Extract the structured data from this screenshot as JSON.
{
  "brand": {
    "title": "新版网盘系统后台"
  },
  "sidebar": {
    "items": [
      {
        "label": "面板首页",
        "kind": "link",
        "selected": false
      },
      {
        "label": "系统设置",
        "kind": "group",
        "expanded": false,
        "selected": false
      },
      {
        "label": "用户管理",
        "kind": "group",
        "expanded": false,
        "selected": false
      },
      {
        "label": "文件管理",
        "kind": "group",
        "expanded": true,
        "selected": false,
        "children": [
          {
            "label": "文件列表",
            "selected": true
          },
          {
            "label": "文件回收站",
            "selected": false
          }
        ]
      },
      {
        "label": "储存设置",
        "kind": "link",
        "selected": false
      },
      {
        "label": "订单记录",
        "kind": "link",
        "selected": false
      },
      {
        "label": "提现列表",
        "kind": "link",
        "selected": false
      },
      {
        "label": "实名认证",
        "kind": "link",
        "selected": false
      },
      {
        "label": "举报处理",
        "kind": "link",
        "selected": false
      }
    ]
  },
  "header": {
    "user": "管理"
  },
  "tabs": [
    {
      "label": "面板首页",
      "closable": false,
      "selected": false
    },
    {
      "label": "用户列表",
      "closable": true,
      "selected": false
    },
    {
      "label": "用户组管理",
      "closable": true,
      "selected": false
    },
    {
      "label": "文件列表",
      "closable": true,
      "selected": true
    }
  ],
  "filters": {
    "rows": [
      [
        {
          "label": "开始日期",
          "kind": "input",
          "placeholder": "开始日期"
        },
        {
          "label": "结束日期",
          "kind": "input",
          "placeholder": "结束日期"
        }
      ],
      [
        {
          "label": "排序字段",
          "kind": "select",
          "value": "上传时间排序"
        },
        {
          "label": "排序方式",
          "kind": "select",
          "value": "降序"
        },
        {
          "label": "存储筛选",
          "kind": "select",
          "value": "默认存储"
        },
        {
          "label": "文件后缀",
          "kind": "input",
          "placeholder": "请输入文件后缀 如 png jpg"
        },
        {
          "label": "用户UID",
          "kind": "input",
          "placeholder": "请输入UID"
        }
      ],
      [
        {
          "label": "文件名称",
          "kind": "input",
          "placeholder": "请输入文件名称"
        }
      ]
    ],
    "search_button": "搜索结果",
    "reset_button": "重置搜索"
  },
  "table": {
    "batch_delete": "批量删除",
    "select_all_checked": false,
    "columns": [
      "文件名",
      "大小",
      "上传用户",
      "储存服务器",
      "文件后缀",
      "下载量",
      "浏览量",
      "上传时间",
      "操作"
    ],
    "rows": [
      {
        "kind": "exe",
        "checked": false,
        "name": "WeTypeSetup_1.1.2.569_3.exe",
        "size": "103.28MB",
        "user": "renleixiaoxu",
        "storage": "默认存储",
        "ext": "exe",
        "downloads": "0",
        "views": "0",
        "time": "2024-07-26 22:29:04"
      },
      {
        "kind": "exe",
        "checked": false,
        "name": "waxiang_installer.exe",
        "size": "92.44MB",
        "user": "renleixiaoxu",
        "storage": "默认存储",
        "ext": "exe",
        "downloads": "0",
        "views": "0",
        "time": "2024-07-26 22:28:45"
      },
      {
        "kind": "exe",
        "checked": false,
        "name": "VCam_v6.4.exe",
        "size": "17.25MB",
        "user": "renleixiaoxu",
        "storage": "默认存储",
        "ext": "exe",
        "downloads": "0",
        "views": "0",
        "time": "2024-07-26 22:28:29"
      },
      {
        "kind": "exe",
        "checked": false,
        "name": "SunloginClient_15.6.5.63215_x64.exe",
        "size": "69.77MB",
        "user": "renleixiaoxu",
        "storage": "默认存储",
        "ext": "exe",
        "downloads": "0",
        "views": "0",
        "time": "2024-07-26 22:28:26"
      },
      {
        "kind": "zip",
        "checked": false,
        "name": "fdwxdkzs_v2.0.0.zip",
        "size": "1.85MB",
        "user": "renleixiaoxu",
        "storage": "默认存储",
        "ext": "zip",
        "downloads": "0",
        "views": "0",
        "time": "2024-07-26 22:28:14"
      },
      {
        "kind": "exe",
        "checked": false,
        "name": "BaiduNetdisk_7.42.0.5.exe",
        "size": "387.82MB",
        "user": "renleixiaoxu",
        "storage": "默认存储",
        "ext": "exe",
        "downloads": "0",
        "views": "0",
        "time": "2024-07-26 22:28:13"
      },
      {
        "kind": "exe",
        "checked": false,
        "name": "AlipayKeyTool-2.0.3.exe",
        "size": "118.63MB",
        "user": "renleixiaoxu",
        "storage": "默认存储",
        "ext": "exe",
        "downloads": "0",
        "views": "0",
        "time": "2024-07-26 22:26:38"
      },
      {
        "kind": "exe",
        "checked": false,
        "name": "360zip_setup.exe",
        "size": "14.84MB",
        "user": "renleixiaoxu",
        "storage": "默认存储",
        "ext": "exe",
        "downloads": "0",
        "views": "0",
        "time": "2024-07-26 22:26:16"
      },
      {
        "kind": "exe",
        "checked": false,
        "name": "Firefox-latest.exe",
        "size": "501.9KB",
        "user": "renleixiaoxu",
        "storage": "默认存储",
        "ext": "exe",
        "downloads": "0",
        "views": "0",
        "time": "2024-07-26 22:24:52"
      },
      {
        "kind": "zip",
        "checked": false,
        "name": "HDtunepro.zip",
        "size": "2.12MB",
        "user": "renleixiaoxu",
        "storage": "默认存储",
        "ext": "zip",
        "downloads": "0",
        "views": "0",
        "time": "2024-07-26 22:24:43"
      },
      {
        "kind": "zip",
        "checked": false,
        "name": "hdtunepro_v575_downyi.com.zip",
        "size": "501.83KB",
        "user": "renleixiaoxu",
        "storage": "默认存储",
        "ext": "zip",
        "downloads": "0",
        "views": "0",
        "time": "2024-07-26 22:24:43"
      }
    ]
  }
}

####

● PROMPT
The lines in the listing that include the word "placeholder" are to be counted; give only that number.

● TASK SOLUTION
5